New study finds that cold water corals can survive in extreme conditions – within a submarine canyon
Most people associate corals with sunshine, blue skies and warm seas. In reality more than half of the 5,100 species of coral live in deep and dark parts of the world’s oceans.
The Irish Marine Institute’s deepwater research used a submersible to investigate the Porcupine Bank, a vast submarine canyon at the edge of Ireland’s continental shelf.
The images reveal that corals are thriving at the very edge of the canyon on a near-vertical cliff face. Not only that but the currents here were fast, sometimes more than a metre per second, the highest speed ever recorded in a cold-water coral habitat.

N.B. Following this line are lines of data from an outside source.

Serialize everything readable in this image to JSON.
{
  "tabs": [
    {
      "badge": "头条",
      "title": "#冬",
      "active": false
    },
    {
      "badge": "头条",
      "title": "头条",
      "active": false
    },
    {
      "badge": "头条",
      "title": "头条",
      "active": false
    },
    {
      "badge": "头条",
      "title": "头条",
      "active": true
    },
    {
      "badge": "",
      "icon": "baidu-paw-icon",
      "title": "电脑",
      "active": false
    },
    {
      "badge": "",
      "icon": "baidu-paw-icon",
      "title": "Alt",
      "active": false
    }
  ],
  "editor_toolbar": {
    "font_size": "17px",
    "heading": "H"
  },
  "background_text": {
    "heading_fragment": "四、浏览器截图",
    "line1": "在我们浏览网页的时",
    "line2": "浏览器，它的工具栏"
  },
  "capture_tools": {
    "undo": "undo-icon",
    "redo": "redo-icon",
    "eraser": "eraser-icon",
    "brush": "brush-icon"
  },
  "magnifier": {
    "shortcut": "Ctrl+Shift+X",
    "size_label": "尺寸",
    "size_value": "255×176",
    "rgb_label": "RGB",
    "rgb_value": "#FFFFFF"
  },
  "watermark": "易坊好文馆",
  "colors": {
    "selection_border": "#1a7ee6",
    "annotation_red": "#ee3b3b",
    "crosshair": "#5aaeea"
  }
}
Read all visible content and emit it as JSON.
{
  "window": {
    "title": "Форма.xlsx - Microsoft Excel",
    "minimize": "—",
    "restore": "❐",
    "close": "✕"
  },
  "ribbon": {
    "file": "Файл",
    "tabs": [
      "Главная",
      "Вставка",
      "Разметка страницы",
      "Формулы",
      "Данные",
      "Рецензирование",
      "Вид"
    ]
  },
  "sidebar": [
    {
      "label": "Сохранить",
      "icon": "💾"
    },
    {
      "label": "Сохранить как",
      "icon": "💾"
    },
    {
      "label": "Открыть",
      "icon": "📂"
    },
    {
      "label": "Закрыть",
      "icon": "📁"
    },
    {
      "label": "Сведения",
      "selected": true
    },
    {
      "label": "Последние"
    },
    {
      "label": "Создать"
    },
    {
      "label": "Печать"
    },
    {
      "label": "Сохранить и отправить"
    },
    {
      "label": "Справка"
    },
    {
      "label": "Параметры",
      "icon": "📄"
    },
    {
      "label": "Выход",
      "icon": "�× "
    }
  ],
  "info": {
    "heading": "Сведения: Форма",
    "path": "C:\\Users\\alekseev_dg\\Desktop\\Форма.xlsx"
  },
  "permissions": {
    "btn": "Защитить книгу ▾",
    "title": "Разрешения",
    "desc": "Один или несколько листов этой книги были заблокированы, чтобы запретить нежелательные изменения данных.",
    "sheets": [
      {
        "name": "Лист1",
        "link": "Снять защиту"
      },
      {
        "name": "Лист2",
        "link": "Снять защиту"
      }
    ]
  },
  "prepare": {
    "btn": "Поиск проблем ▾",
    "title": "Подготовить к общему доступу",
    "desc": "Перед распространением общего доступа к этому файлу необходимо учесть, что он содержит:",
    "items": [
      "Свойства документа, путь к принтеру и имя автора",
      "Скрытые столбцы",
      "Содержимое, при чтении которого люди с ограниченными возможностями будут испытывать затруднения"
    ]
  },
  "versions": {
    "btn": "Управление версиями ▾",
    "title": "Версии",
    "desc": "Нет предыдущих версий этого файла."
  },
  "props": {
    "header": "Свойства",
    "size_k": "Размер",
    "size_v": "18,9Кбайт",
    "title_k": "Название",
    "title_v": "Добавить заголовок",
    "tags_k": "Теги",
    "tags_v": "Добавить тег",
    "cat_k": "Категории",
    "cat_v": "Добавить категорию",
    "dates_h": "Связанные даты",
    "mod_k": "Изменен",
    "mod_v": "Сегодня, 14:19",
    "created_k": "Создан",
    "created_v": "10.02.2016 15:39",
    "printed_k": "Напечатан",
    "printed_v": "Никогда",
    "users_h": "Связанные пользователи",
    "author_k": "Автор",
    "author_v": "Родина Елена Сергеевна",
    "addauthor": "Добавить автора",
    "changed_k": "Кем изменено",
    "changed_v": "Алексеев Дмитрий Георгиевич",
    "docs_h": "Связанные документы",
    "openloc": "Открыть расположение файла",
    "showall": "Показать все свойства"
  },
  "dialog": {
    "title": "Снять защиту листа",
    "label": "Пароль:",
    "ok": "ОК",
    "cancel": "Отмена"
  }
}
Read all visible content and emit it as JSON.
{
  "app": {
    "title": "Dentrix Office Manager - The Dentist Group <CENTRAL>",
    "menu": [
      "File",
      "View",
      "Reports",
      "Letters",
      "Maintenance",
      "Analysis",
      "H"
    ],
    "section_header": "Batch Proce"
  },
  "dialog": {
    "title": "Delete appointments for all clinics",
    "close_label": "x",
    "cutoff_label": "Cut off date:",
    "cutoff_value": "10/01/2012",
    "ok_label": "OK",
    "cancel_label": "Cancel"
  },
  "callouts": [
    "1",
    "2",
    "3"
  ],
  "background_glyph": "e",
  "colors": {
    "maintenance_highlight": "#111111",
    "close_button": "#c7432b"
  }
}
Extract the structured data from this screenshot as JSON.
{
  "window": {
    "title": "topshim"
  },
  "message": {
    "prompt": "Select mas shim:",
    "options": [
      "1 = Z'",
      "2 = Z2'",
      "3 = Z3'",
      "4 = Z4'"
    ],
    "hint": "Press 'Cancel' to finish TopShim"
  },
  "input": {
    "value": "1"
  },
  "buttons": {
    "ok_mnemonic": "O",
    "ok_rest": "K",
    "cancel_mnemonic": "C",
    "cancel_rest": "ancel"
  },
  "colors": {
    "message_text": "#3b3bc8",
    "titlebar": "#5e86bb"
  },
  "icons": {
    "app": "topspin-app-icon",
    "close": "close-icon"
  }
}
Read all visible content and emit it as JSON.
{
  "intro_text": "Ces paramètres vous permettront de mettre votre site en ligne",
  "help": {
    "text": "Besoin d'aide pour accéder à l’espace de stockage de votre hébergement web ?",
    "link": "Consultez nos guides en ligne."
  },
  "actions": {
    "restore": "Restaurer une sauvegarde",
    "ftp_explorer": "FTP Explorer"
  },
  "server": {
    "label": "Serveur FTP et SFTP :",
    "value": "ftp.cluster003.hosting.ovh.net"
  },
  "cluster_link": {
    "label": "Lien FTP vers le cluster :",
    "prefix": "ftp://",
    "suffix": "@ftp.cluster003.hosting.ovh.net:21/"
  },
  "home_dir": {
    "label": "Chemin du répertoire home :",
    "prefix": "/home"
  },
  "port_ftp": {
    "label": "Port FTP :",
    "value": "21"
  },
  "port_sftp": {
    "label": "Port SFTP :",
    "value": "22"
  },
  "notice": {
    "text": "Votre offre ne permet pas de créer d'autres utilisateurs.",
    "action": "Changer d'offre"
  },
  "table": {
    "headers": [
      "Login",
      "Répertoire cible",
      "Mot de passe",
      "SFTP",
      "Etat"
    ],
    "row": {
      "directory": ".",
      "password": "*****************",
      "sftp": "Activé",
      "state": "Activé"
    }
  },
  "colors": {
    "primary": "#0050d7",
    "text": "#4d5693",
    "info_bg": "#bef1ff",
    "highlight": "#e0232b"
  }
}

These cold-water corals are growing at the very edge of a near-vertical cliff face, in Ireland’s largest submarine canyon some 850m below the surface in very intense conditions – they’re quite literally living on the edgeDr Aaron Lim – University College Cork (UCC) scientist who led the research.
Cold-water corals help to form deep-water reefs and mounds which can range from as little as 10m to more than 100m high. Some coral mounds have existed offshore Ireland for 2.6 million years.
The research was funded by Science Foundation Ireland and Horizon 2020, with co-funding by the Marine Institute and Geological Survey, Ireland.